Repeat every record below exactly as written.

### Dataset excerpts ###

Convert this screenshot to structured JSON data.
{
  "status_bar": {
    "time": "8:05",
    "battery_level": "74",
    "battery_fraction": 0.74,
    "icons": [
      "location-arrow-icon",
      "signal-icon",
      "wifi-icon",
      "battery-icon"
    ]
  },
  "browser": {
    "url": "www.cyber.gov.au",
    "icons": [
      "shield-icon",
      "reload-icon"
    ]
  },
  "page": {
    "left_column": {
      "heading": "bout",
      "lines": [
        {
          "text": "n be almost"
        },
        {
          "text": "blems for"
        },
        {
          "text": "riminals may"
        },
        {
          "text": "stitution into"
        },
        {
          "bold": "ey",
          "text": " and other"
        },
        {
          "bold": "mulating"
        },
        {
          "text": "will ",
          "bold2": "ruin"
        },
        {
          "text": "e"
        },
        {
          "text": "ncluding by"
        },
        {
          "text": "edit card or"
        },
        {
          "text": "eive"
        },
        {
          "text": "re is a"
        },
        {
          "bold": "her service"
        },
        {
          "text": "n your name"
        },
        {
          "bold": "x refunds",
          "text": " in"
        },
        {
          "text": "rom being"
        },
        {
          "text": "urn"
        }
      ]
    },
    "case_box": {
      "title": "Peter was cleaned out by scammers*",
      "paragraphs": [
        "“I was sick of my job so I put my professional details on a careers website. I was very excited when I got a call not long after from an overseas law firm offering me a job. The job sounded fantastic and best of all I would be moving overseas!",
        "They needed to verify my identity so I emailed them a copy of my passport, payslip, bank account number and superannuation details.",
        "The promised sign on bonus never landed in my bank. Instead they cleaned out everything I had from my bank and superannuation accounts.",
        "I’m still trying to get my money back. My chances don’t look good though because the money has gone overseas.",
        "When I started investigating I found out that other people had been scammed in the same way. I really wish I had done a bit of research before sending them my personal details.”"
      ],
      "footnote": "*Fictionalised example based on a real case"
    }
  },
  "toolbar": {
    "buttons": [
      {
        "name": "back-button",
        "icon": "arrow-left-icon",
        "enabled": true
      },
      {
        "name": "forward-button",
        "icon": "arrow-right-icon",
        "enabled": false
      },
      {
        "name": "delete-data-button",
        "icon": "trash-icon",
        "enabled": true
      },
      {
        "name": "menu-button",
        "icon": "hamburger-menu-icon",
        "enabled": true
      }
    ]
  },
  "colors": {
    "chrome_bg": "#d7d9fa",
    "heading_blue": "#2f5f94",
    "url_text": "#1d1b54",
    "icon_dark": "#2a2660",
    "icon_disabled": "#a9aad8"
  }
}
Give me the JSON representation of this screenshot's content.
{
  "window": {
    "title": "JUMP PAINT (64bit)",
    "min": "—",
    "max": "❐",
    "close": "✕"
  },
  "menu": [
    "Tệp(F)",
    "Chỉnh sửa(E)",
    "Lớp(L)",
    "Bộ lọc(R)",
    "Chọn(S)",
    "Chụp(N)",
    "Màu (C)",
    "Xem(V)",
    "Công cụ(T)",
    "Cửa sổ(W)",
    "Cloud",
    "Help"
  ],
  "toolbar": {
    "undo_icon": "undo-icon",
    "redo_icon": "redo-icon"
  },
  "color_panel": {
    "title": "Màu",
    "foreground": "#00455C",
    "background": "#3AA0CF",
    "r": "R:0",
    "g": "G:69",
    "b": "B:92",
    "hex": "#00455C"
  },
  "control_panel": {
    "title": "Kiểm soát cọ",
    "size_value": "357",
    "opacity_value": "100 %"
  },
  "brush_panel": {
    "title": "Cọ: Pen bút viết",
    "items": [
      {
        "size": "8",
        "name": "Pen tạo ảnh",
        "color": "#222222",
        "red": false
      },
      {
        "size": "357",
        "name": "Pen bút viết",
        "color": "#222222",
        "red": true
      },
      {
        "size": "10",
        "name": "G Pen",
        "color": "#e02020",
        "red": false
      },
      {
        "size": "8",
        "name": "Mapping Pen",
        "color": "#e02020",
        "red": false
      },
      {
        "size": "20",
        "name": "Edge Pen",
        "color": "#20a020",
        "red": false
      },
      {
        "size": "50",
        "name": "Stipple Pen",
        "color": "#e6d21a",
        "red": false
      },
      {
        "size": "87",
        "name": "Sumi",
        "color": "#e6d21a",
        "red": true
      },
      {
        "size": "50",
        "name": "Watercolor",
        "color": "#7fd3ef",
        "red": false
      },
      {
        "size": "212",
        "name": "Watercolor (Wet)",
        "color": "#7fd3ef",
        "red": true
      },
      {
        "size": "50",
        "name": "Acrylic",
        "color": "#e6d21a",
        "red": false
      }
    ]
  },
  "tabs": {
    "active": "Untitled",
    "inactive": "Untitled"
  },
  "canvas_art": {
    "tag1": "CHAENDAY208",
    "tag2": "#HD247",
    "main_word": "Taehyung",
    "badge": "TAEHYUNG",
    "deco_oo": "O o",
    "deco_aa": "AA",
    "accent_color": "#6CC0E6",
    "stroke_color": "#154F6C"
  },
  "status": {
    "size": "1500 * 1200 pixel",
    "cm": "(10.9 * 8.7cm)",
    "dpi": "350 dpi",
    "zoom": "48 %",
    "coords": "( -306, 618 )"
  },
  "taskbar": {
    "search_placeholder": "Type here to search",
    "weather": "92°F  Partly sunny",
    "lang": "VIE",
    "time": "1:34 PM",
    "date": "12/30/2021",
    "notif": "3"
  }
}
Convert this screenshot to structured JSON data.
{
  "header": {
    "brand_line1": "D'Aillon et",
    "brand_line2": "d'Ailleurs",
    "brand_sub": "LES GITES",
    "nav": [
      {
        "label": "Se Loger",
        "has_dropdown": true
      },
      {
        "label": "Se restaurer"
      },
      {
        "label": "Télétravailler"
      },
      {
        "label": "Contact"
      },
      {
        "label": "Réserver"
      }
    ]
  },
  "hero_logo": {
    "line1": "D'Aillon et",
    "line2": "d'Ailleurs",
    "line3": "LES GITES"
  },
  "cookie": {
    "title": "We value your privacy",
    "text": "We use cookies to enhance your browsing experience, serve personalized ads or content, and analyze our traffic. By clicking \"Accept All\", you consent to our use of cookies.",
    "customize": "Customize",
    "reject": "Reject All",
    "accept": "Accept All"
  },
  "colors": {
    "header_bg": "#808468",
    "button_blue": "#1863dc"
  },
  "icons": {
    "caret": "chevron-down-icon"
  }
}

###

## Answer area
Convert this screenshot to structured JSON data.
{
  "status_bar": {
    "time": "8:05",
    "battery_level": "74",
    "battery_fraction": 0.74,
    "icons": [
      "location-arrow-icon",
      "signal-icon",
      "wifi-icon",
      "battery-icon"
    ]
  },
  "browser": {
    "url": "www.cyber.gov.au",
    "icons": [
      "shield-icon",
      "reload-icon"
    ]
  },
  "page": {
    "left_column": {
      "heading": "bout",
      "lines": [
        {
          "text": "n be almost"
        },
        {
          "text": "blems for"
        },
        {
          "text": "riminals may"
        },
        {
          "text": "stitution into"
        },
        {
          "bold": "ey",
          "text": " and other"
        },
        {
          "bold": "mulating"
        },
        {
          "text": "will ",
          "bold2": "ruin"
        },
        {
          "text": "e"
        },
        {
          "text": "ncluding by"
        },
        {
          "text": "edit card or"
        },
        {
          "text": "eive"
        },
        {
          "text": "re is a"
        },
        {
          "bold": "her service"
        },
        {
          "text": "n your name"
        },
        {
          "bold": "x refunds",
          "text": " in"
        },
        {
          "text": "rom being"
        },
        {
          "text": "urn"
        }
      ]
    },
    "case_box": {
      "title": "Peter was cleaned out by scammers*",
      "paragraphs": [
        "“I was sick of my job so I put my professional details on a careers website. I was very excited when I got a call not long after from an overseas law firm offering me a job. The job sounded fantastic and best of all I would be moving overseas!",
        "They needed to verify my identity so I emailed them a copy of my passport, payslip, bank account number and superannuation details.",
        "The promised sign on bonus never landed in my bank. Instead they cleaned out everything I had from my bank and superannuation accounts.",
        "I’m still trying to get my money back. My chances don’t look good though because the money has gone overseas.",
        "When I started investigating I found out that other people had been scammed in the same way. I really wish I had done a bit of research before sending them my personal details.”"
      ],
      "footnote": "*Fictionalised example based on a real case"
    }
  },
  "toolbar": {
    "buttons": [
      {
        "name": "back-button",
        "icon": "arrow-left-icon",
        "enabled": true
      },
      {
        "name": "forward-button",
        "icon": "arrow-right-icon",
        "enabled": false
      },
      {
        "name": "delete-data-button",
        "icon": "trash-icon",
        "enabled": true
      },
      {
        "name": "menu-button",
        "icon": "hamburger-menu-icon",
        "enabled": true
      }
    ]
  },
  "colors": {
    "chrome_bg": "#d7d9fa",
    "heading_blue": "#2f5f94",
    "url_text": "#1d1b54",
    "icon_dark": "#2a2660",
    "icon_disabled": "#a9aad8"
  }
}
Give me the JSON representation of this screenshot's content.
{
  "window": {
    "title": "JUMP PAINT (64bit)",
    "min": "—",
    "max": "❐",
    "close": "✕"
  },
  "menu": [
    "Tệp(F)",
    "Chỉnh sửa(E)",
    "Lớp(L)",
    "Bộ lọc(R)",
    "Chọn(S)",
    "Chụp(N)",
    "Màu (C)",
    "Xem(V)",
    "Công cụ(T)",
    "Cửa sổ(W)",
    "Cloud",
    "Help"
  ],
  "toolbar": {
    "undo_icon": "undo-icon",
    "redo_icon": "redo-icon"
  },
  "color_panel": {
    "title": "Màu",
    "foreground": "#00455C",
    "background": "#3AA0CF",
    "r": "R:0",
    "g": "G:69",
    "b": "B:92",
    "hex": "#00455C"
  },
  "control_panel": {
    "title": "Kiểm soát cọ",
    "size_value": "357",
    "opacity_value": "100 %"
  },
  "brush_panel": {
    "title": "Cọ: Pen bút viết",
    "items": [
      {
        "size": "8",
        "name": "Pen tạo ảnh",
        "color": "#222222",
        "red": false
      },
      {
        "size": "357",
        "name": "Pen bút viết",
        "color": "#222222",
        "red": true
      },
      {
        "size": "10",
        "name": "G Pen",
        "color": "#e02020",
        "red": false
      },
      {
        "size": "8",
        "name": "Mapping Pen",
        "color": "#e02020",
        "red": false
      },
      {
        "size": "20",
        "name": "Edge Pen",
        "color": "#20a020",
        "red": false
      },
      {
        "size": "50",
        "name": "Stipple Pen",
        "color": "#e6d21a",
        "red": false
      },
      {
        "size": "87",
        "name": "Sumi",
        "color": "#e6d21a",
        "red": true
      },
      {
        "size": "50",
        "name": "Watercolor",
        "color": "#7fd3ef",
        "red": false
      },
      {
        "size": "212",
        "name": "Watercolor (Wet)",
        "color": "#7fd3ef",
        "red": true
      },
      {
        "size": "50",
        "name": "Acrylic",
        "color": "#e6d21a",
        "red": false
      }
    ]
  },
  "tabs": {
    "active": "Untitled",
    "inactive": "Untitled"
  },
  "canvas_art": {
    "tag1": "CHAENDAY208",
    "tag2": "#HD247",
    "main_word": "Taehyung",
    "badge": "TAEHYUNG",
    "deco_oo": "O o",
    "deco_aa": "AA",
    "accent_color": "#6CC0E6",
    "stroke_color": "#154F6C"
  },
  "status": {
    "size": "1500 * 1200 pixel",
    "cm": "(10.9 * 8.7cm)",
    "dpi": "350 dpi",
    "zoom": "48 %",
    "coords": "( -306, 618 )"
  },
  "taskbar": {
    "search_placeholder": "Type here to search",
    "weather": "92°F  Partly sunny",
    "lang": "VIE",
    "time": "1:34 PM",
    "date": "12/30/2021",
    "notif": "3"
  }
}
Convert this screenshot to structured JSON data.
{
  "header": {
    "brand_line1": "D'Aillon et",
    "brand_line2": "d'Ailleurs",
    "brand_sub": "LES GITES",
    "nav": [
      {
        "label": "Se Loger",
        "has_dropdown": true
      },
      {
        "label": "Se restaurer"
      },
      {
        "label": "Télétravailler"
      },
      {
        "label": "Contact"
      },
      {
        "label": "Réserver"
      }
    ]
  },
  "hero_logo": {
    "line1": "D'Aillon et",
    "line2": "d'Ailleurs",
    "line3": "LES GITES"
  },
  "cookie": {
    "title": "We value your privacy",
    "text": "We use cookies to enhance your browsing experience, serve personalized ads or content, and analyze our traffic. By clicking \"Accept All\", you consent to our use of cookies.",
    "customize": "Customize",
    "reject": "Reject All",
    "accept": "Accept All"
  },
  "colors": {
    "header_bg": "#808468",
    "button_blue": "#1863dc"
  },
  "icons": {
    "caret": "chevron-down-icon"
  }
}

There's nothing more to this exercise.